*** RECORDS PROVIDED Section Begins ***

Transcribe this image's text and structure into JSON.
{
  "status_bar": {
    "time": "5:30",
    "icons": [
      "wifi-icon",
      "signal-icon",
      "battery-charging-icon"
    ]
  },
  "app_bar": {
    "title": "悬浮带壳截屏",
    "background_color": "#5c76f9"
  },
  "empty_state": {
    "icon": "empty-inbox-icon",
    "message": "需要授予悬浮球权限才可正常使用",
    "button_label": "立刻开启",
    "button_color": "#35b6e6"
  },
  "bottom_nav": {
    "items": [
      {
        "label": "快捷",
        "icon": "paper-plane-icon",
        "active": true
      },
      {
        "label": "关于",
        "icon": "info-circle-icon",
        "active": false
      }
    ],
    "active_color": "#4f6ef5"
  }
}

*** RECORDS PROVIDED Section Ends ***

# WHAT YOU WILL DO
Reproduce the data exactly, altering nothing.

# THE COMPLETED TASK
Transcribe this image's text and structure into JSON.
{
  "status_bar": {
    "time": "5:30",
    "icons": [
      "wifi-icon",
      "signal-icon",
      "battery-charging-icon"
    ]
  },
  "app_bar": {
    "title": "悬浮带壳截屏",
    "background_color": "#5c76f9"
  },
  "empty_state": {
    "icon": "empty-inbox-icon",
    "message": "需要授予悬浮球权限才可正常使用",
    "button_label": "立刻开启",
    "button_color": "#35b6e6"
  },
  "bottom_nav": {
    "items": [
      {
        "label": "快捷",
        "icon": "paper-plane-icon",
        "active": true
      },
      {
        "label": "关于",
        "icon": "info-circle-icon",
        "active": false
      }
    ],
    "active_color": "#4f6ef5"
  }
}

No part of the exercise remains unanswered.